As a celebrated hostess, Stopford Green entertained some of the leading politicians and artists of the day. Her friends included the Fabian reformer Beatrice Webb and the traveler and anthropologist Mary Kingsley , who kindled her interest in African affairs. In 1900, she traveled to St. Helena to visit the camps in which Boer prisoners of war were being detained and, in 1901, helped to found the African Society, with which she was closely involved for over a decade.
Stopford Green's African studies left her critical of aspects of colonial policy and impacted on her relationship with her own country. Discarding her family's allegiance to the political union between Britain and Ireland, she became a supporter of the Irish nationalist cause, and this commitment was increasingly reflected in her work. The approved version of Irish history was, she believed, "a political myth," designed to validate English aggression, and she determined to produce a new account which would celebrate the Gaelic inheritance and justify nationalist aspirations. The Making of Ireland and Its Undoing appeared in 1908, followed in 1911 by Irish Nationality. Though criticized for her partisanship and for romanticization of Gaelic culture and society, she won the admiration of nationalist scholars: as her friend Eoin McNeill declared, she inspired "the people of Ireland with the spirit and hope of a sound future development."

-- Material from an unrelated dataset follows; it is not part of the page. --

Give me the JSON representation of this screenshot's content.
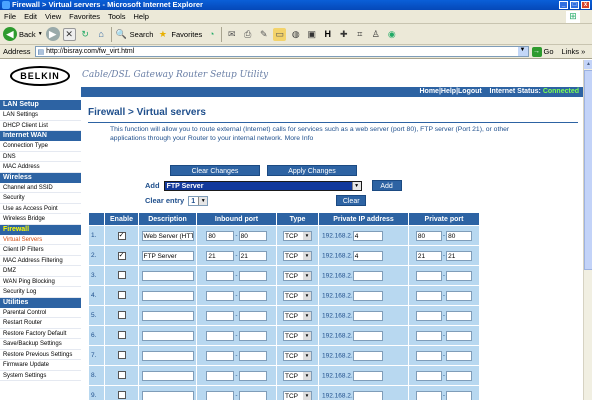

Stopford Green also took an active part in nationalist politics. In 1913, she joined her friend Roger Casement in an unsuccessful effort to rally Protestant support for home rule, and in the following year chaired a committee which raised funds for the importation of arms from Germany into Ireland. Despite her involvement in this affair, she was essentially a constitutionalist, and for that reason disapproved of the republican uprising of 1916. Nevertheless, her nationalist commitment was unshaken: she took a leading part in the campaign for the reprieve of Casement, sentenced to death for treason, and in the following year made the decision to move back to Ireland.
In Dublin, Stopford Green quickly established herself as a central figure in political and cultural life. A supporter of the Anglo-Irish Treaty which ended the War of Independence, she was a member of the pro-Treaty women's organization Cumann na Saoirse (League of Freedom) and a founding member of the political party, Cumann na nGael. Nominated to the first Irish Senate as one of four women members, she served on a committee to establish a scheme for the publication of Irish-language manuscripts, and supported W.B. Yeats' call for the retention of the right to divorce. Meanwhile, she continued her researches in Irish history, her last work, Studies from Irish History, appearing in 1926 when she was 79. Three years later, on May 28, 1929, she died in Dublin following a short illness, leaving behind her a body of work which, for good or ill, shaped the version of Irish history which predominated during the formative years of the new state.
McDowell, R.B. Alice Stopford Green: A Passionate Historian. Dublin: Allen Figgis, 1967.
Thirsk, Joan. "The history women," in Chattel, Servant or Citizen: Women's Status in Church, State and Society. Edited by Mary O'Dowd and Sabine Wichert. Belfast: Institute of Irish Studies, 1995, pp. 1–11.
Alice Stopford Green Papers, National Library of Ireland, Dublin.
Rosemary Raughter , Freelance Writer in Women's History, Dublin, Ireland